The Rise of Open Education Resources

"OER Logo" by Unknown - Unknown.

“OER Logo” by Unknown – Unknown.

With the advent of MOOCs and growth in open education, OERs (Open Education Resources) have risen to prominence. The William and Flora Hewlett Foundation have defined OER as: “teaching, learning, and research resources that reside in the public domain or have been released under an intellectual property license that permits their free use and re-purposing by others. Open educational resources include full courses, course materials, modules, textbooks, streaming videos, tests, software, and any other tools, materials, or techniques used to support access to knowledge.”

OERs present an opportunity to transform education by increasing access and reducing cost for students on a global scale. Initiatives like the Khan Academy and MIT Open CourseWare highlight the extent to which OERs can provide access to free high quality educational resources.

Within Australia a report under an Office for Learning and Teaching (OLT) funded project has recently been released titled Supporting OER Engagement at Australian Universities. The report concludes that a statement of intent to release content under Open licences should be included in university policy to ensure that the practical benefits of OER can be realized. Building on this work, Swinburne University and the University of Tasmania have received a grant from OLT to undertake a 2 year research project on effective open licensing policy and practice for Australian Universities. The project aim is to develop a toolkit as a practical online resource for university staff.

The United States is leading OER initiatives by mandating that billions of dollars in funding to create tertiary courseware are supplied on condition that the works created are made openly available, under a Creative Commons licence.

The range and quality of OERs is growing and can present a significant time saver and cost reduction in the development of online educational resources. There is less worry about compliance because permission allows as much or as little as needed to be reused by anyone, anywhere, anytime.

What is Creative Commons?

Creative Commons allows a copyright owner to choose from a number of open content licenses to specify how materials can be shared, re-used and re-mixed.

Further information

How to find OER materials?

The Creative Commons portal is a good starting point for finding open licensed material that can be freely used in your courses (including music and images).

Additional resources to assist you in locating resources to support your teaching include:

Announcing MERLOT II: Multimedia Educational Resource for Learning and Online Teaching

How to search for openly licensed educational resources

Search tips

OER Commons

Open Textbooks and access to Higher Education

Using OER materials

For openly licensed works, cite and reference the work in the same way you normally would, but you must always include the type of open licence with any citation and preferably link back to the licence so that readers can check the licence terms. Examples can be found on the Creative Commons wiki.
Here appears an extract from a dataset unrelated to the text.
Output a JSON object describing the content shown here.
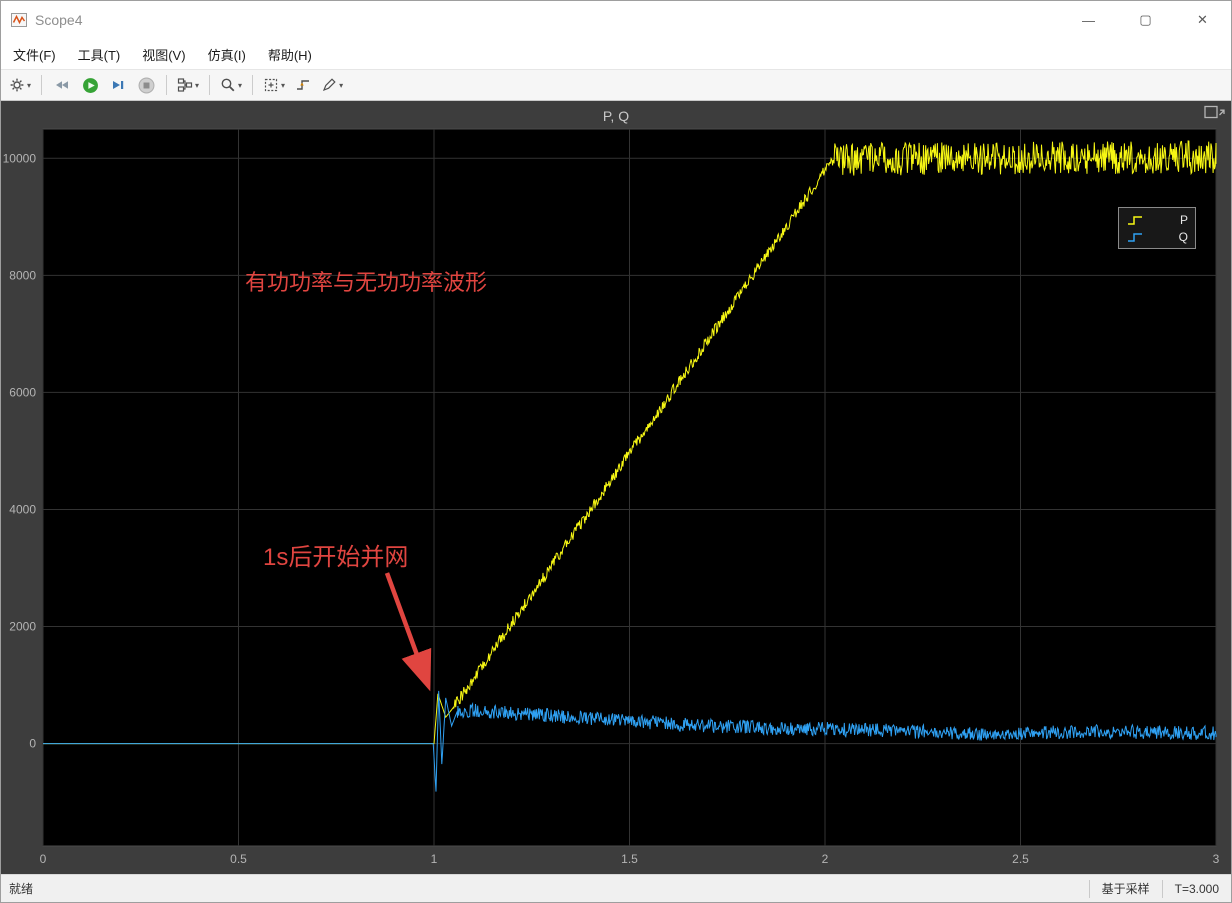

Generally, open formats are presented simply, which may lead to a misperception of being lower quality than richly formatted works that are difficult to reuse. For example, post-prints (the edited submitted article without publisher formatting) contains exactly the same information as the publisher print and may be retrieved at no cost from institutional repositories.


Di Selzer
Manager Griffith Online Project Team
Learning Futures
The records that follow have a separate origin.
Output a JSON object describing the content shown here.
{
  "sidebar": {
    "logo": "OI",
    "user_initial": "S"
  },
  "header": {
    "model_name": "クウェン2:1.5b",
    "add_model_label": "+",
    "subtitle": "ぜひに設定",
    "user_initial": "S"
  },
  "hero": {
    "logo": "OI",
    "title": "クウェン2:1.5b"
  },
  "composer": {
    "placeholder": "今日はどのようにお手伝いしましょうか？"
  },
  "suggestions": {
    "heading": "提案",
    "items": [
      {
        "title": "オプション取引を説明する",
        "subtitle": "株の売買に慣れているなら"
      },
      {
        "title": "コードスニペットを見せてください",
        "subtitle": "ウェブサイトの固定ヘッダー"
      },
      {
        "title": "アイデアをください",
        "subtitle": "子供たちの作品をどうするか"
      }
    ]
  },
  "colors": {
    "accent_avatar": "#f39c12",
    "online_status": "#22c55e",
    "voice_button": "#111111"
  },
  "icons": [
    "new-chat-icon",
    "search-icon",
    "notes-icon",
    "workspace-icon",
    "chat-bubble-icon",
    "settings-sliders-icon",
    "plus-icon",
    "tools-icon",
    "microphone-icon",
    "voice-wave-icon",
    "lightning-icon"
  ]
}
Leave a Reply

Fill in your details below or click an icon to log in: Logo

You are commenting using your account. Log Out / Change )
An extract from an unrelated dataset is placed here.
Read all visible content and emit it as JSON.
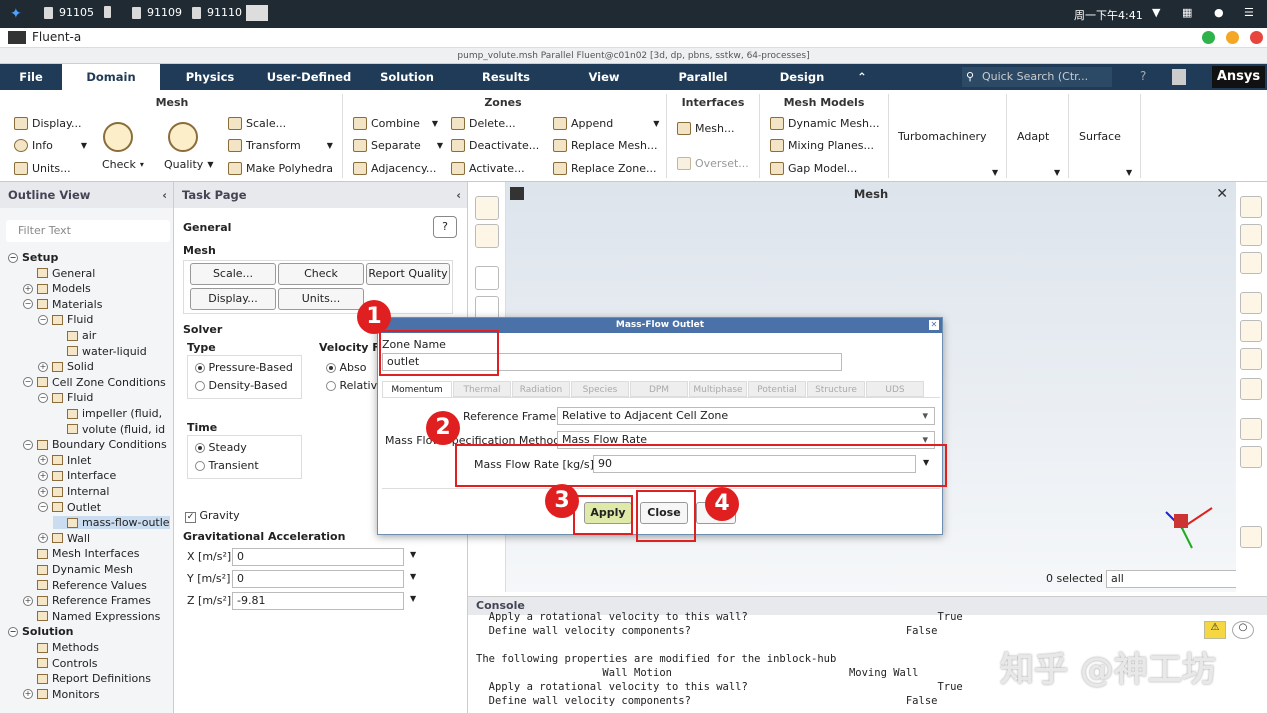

Twitter picture

You are commenting using your Twitter account. Log Out / Change )

Facebook photo

You are commenting using your Facebook account. Log Out / Change )

Google+ photo

You are commenting using your Google+ account. Log Out / Change )

Connecting to %s